Evolving Port

Port Melbourne continues to change. Houses are changed or demolished and new houses take their place. New forms of housing are created. Port Houses records some of these changes.

Wednesday, August 28, 2013

74 Nott St, Port Melbourne

April 2016


April 2016

Approaching completion



2 February 2014

Marketing


28 August 2013

Decline

Houses can be like ill people. They go downhill, and then one day, they're gone.

Every time I walked past this house, it looked more neglected, the garden more overgrown. It had a very nice japonica in the front garden. And then one day, the house had gone.



74 Nott St in 2013




Friday, August 9, 2013

'It was a delight to know you'

143 Farrell St, Port Melbourne
Marking the life of George Jeffreys (1934 to 20 July 2013) born and died in this small area of Port Melbourne.
George loved classical music, his bike and sitting in the sun in the front yard of his home.



143 Farrell St



Monday, August 5, 2013

Doesn't the sun shine on postcode 3207?

5 August 2013
Over 1 million Australian homes now have roof top solar systems installed, according to the Climate Commission's recent report: The Critical Decade - Australia's Future - Solar EnergyBy the end of June 2013, 96 of those were installed in Port Melbourne, generating 225.752 kw, according to a report by postcode on the Clean Energy Regulator's websiteThat doesn't seem very many or very much for a population of 14,508. Port Melbourne has 8,056 dwellings of which 10% are separate house dwellings (2011 census) This suggests we could be doing more in Port to increase the uptake of solar panels.
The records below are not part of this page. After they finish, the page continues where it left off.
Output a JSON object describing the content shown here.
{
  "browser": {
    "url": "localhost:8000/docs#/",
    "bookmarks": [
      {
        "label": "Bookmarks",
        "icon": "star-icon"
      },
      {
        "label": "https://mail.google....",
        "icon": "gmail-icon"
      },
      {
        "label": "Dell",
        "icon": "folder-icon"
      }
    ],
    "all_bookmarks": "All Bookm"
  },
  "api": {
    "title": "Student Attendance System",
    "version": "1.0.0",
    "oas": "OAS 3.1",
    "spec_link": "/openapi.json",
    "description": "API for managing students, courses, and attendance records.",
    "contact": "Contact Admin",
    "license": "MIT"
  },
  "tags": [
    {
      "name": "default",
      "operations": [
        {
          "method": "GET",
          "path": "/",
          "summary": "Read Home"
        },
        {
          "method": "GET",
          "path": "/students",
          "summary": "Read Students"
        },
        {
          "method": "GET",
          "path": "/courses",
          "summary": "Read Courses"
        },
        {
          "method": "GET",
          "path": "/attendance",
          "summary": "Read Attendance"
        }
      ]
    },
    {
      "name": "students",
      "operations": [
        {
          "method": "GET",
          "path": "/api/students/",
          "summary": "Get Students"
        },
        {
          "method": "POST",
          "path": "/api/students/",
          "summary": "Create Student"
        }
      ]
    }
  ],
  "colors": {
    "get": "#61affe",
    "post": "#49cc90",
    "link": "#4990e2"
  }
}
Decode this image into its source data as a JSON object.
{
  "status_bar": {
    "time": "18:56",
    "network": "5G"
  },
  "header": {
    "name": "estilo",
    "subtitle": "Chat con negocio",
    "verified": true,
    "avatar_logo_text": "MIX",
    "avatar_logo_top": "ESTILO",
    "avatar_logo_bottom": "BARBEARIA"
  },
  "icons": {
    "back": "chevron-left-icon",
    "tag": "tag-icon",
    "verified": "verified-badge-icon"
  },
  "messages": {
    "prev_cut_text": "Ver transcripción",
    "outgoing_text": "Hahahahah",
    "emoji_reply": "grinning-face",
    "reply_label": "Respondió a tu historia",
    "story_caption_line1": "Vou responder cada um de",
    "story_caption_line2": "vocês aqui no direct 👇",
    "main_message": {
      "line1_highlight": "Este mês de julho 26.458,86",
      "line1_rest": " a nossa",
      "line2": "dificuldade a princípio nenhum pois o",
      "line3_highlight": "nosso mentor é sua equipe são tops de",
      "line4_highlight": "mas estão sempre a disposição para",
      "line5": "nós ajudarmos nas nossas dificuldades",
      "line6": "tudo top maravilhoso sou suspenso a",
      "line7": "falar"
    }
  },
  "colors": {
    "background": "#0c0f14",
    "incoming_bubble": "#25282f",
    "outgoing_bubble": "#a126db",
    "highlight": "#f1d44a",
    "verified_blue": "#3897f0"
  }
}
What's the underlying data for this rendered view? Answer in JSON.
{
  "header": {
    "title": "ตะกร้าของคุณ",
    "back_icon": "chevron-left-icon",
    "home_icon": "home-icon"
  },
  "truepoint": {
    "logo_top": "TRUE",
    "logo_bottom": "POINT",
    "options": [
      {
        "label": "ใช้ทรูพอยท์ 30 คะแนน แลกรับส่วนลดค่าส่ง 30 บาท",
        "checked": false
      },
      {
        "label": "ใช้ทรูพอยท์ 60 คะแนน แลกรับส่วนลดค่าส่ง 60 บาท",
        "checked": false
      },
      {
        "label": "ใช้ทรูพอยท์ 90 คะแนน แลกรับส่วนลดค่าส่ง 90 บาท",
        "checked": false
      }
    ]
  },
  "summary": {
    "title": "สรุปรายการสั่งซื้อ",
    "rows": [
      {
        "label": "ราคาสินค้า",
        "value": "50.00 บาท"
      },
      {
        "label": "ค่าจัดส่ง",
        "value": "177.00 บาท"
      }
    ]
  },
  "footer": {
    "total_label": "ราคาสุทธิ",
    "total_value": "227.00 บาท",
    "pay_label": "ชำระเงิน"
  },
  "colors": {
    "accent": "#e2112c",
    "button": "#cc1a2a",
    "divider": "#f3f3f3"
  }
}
By way of contrast, the great infographics on the Commission's website highlight that Werribee has the highest uptake of solar hot water systems of any postcode.
This Port family reports: 
'We have a 12 panel 3kW system. It came on line in October 2012 and to date we have generated 2152 kWh according to our smart meter! In our last billing period (92 days) we generated 386 kWh and received $119.80 for our solar contribution.'

There are some fantastic resources to assist - suggest the Clean Energy Council as one.

Sunday, August 4, 2013

Do good fences make good neighbour(hood)s? 1

4 August 2013
A feature in Domain (3/8) on front fences prompts a post on front fences in Port Melbourne. In a heritage overlay area, a planning permit is required for a front fence. Some people think that is too onerous. Port Phillip Council provides guidelines for fences in heritage overlay areas to assist. There's a lot to consider in a front fence.
The fence marks the line between private property and the street - the public domain. It can do that in a 'keep out' kind of way, or in a way that creates more of a dialogue between the house and the street.
'Heritage overlay' may suggest picket fences. In one block, I saw some fine contemporary fences and a harsh interpretation of the guidelines. 
contemporary picket fence

harsh and horizontal - fits the house but not the neighbouring houses
pleasing, well suited to the house
Your thoughts?